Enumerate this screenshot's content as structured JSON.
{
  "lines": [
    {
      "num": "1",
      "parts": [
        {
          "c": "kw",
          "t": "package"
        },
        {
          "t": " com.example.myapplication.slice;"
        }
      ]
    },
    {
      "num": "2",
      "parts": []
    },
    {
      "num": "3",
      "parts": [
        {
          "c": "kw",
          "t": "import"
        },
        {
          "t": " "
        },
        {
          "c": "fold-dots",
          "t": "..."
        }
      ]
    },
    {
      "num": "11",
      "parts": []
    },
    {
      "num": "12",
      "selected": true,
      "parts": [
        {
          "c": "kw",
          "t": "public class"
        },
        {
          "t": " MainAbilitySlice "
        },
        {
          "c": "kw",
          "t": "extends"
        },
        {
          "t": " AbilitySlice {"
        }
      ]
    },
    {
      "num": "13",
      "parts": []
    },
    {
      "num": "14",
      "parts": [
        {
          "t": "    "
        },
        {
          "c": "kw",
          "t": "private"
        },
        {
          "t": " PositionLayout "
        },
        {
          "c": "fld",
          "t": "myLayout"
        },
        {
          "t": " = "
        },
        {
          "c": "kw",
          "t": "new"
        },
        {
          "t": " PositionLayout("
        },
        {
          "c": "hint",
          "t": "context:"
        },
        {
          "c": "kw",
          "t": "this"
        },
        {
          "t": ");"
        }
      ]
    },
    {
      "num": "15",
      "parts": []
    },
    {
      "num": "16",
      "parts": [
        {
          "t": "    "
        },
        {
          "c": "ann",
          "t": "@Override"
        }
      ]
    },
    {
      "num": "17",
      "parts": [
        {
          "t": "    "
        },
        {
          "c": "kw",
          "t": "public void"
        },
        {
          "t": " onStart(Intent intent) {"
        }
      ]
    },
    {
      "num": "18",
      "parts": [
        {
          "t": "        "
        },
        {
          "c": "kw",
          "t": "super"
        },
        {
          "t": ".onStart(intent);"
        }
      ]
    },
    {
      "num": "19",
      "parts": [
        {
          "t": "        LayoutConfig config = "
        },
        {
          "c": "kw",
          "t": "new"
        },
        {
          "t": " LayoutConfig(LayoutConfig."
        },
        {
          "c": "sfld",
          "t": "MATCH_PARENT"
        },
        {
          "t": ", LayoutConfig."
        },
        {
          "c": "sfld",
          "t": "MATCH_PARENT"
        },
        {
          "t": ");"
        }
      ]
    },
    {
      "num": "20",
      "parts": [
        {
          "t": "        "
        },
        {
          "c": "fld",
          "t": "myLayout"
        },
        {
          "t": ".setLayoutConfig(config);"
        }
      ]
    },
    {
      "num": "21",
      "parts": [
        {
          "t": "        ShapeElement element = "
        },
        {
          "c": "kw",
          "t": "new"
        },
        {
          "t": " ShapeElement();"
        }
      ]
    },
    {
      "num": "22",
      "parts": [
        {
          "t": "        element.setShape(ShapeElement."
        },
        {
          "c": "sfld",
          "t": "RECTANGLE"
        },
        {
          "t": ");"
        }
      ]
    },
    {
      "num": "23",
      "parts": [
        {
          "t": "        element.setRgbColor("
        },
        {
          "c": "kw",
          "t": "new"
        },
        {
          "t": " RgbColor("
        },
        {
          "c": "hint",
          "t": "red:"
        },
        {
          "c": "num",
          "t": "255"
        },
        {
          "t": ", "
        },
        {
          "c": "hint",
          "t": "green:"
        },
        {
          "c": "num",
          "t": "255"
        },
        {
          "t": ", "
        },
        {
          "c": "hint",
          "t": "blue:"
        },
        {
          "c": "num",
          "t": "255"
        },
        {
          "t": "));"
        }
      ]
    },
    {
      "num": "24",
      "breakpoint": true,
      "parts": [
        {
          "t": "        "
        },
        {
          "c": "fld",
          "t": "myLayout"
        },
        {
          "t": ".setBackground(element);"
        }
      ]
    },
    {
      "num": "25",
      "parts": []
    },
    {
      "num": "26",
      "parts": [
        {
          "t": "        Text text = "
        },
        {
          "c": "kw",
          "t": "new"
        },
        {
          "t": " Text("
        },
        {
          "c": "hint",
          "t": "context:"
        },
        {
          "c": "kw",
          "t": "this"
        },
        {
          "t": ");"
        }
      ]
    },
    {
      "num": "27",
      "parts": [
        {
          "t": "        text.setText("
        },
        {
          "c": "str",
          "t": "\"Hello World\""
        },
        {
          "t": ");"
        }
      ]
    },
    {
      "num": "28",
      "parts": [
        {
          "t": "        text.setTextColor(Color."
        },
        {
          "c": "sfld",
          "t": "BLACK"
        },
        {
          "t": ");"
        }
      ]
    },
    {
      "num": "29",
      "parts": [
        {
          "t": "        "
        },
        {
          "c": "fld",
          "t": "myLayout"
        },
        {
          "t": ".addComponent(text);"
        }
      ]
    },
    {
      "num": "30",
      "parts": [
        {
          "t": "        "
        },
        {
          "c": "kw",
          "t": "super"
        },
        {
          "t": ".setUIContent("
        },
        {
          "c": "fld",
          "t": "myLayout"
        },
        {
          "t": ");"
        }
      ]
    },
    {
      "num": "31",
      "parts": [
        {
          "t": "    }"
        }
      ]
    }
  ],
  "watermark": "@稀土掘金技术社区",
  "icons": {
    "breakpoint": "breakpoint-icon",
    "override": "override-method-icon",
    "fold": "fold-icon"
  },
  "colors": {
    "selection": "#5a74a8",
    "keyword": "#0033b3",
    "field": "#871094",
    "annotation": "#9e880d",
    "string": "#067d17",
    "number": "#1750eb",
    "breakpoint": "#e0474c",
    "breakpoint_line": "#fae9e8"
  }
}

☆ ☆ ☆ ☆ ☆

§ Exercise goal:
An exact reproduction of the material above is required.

§ Written response:
Enumerate this screenshot's content as structured JSON.
{
  "lines": [
    {
      "num": "1",
      "parts": [
        {
          "c": "kw",
          "t": "package"
        },
        {
          "t": " com.example.myapplication.slice;"
        }
      ]
    },
    {
      "num": "2",
      "parts": []
    },
    {
      "num": "3",
      "parts": [
        {
          "c": "kw",
          "t": "import"
        },
        {
          "t": " "
        },
        {
          "c": "fold-dots",
          "t": "..."
        }
      ]
    },
    {
      "num": "11",
      "parts": []
    },
    {
      "num": "12",
      "selected": true,
      "parts": [
        {
          "c": "kw",
          "t": "public class"
        },
        {
          "t": " MainAbilitySlice "
        },
        {
          "c": "kw",
          "t": "extends"
        },
        {
          "t": " AbilitySlice {"
        }
      ]
    },
    {
      "num": "13",
      "parts": []
    },
    {
      "num": "14",
      "parts": [
        {
          "t": "    "
        },
        {
          "c": "kw",
          "t": "private"
        },
        {
          "t": " PositionLayout "
        },
        {
          "c": "fld",
          "t": "myLayout"
        },
        {
          "t": " = "
        },
        {
          "c": "kw",
          "t": "new"
        },
        {
          "t": " PositionLayout("
        },
        {
          "c": "hint",
          "t": "context:"
        },
        {
          "c": "kw",
          "t": "this"
        },
        {
          "t": ");"
        }
      ]
    },
    {
      "num": "15",
      "parts": []
    },
    {
      "num": "16",
      "parts": [
        {
          "t": "    "
        },
        {
          "c": "ann",
          "t": "@Override"
        }
      ]
    },
    {
      "num": "17",
      "parts": [
        {
          "t": "    "
        },
        {
          "c": "kw",
          "t": "public void"
        },
        {
          "t": " onStart(Intent intent) {"
        }
      ]
    },
    {
      "num": "18",
      "parts": [
        {
          "t": "        "
        },
        {
          "c": "kw",
          "t": "super"
        },
        {
          "t": ".onStart(intent);"
        }
      ]
    },
    {
      "num": "19",
      "parts": [
        {
          "t": "        LayoutConfig config = "
        },
        {
          "c": "kw",
          "t": "new"
        },
        {
          "t": " LayoutConfig(LayoutConfig."
        },
        {
          "c": "sfld",
          "t": "MATCH_PARENT"
        },
        {
          "t": ", LayoutConfig."
        },
        {
          "c": "sfld",
          "t": "MATCH_PARENT"
        },
        {
          "t": ");"
        }
      ]
    },
    {
      "num": "20",
      "parts": [
        {
          "t": "        "
        },
        {
          "c": "fld",
          "t": "myLayout"
        },
        {
          "t": ".setLayoutConfig(config);"
        }
      ]
    },
    {
      "num": "21",
      "parts": [
        {
          "t": "        ShapeElement element = "
        },
        {
          "c": "kw",
          "t": "new"
        },
        {
          "t": " ShapeElement();"
        }
      ]
    },
    {
      "num": "22",
      "parts": [
        {
          "t": "        element.setShape(ShapeElement."
        },
        {
          "c": "sfld",
          "t": "RECTANGLE"
        },
        {
          "t": ");"
        }
      ]
    },
    {
      "num": "23",
      "parts": [
        {
          "t": "        element.setRgbColor("
        },
        {
          "c": "kw",
          "t": "new"
        },
        {
          "t": " RgbColor("
        },
        {
          "c": "hint",
          "t": "red:"
        },
        {
          "c": "num",
          "t": "255"
        },
        {
          "t": ", "
        },
        {
          "c": "hint",
          "t": "green:"
        },
        {
          "c": "num",
          "t": "255"
        },
        {
          "t": ", "
        },
        {
          "c": "hint",
          "t": "blue:"
        },
        {
          "c": "num",
          "t": "255"
        },
        {
          "t": "));"
        }
      ]
    },
    {
      "num": "24",
      "breakpoint": true,
      "parts": [
        {
          "t": "        "
        },
        {
          "c": "fld",
          "t": "myLayout"
        },
        {
          "t": ".setBackground(element);"
        }
      ]
    },
    {
      "num": "25",
      "parts": []
    },
    {
      "num": "26",
      "parts": [
        {
          "t": "        Text text = "
        },
        {
          "c": "kw",
          "t": "new"
        },
        {
          "t": " Text("
        },
        {
          "c": "hint",
          "t": "context:"
        },
        {
          "c": "kw",
          "t": "this"
        },
        {
          "t": ");"
        }
      ]
    },
    {
      "num": "27",
      "parts": [
        {
          "t": "        text.setText("
        },
        {
          "c": "str",
          "t": "\"Hello World\""
        },
        {
          "t": ");"
        }
      ]
    },
    {
      "num": "28",
      "parts": [
        {
          "t": "        text.setTextColor(Color."
        },
        {
          "c": "sfld",
          "t": "BLACK"
        },
        {
          "t": ");"
        }
      ]
    },
    {
      "num": "29",
      "parts": [
        {
          "t": "        "
        },
        {
          "c": "fld",
          "t": "myLayout"
        },
        {
          "t": ".addComponent(text);"
        }
      ]
    },
    {
      "num": "30",
      "parts": [
        {
          "t": "        "
        },
        {
          "c": "kw",
          "t": "super"
        },
        {
          "t": ".setUIContent("
        },
        {
          "c": "fld",
          "t": "myLayout"
        },
        {
          "t": ");"
        }
      ]
    },
    {
      "num": "31",
      "parts": [
        {
          "t": "    }"
        }
      ]
    }
  ],
  "watermark": "@稀土掘金技术社区",
  "icons": {
    "breakpoint": "breakpoint-icon",
    "override": "override-method-icon",
    "fold": "fold-icon"
  },
  "colors": {
    "selection": "#5a74a8",
    "keyword": "#0033b3",
    "field": "#871094",
    "annotation": "#9e880d",
    "string": "#067d17",
    "number": "#1750eb",
    "breakpoint": "#e0474c",
    "breakpoint_line": "#fae9e8"
  }
}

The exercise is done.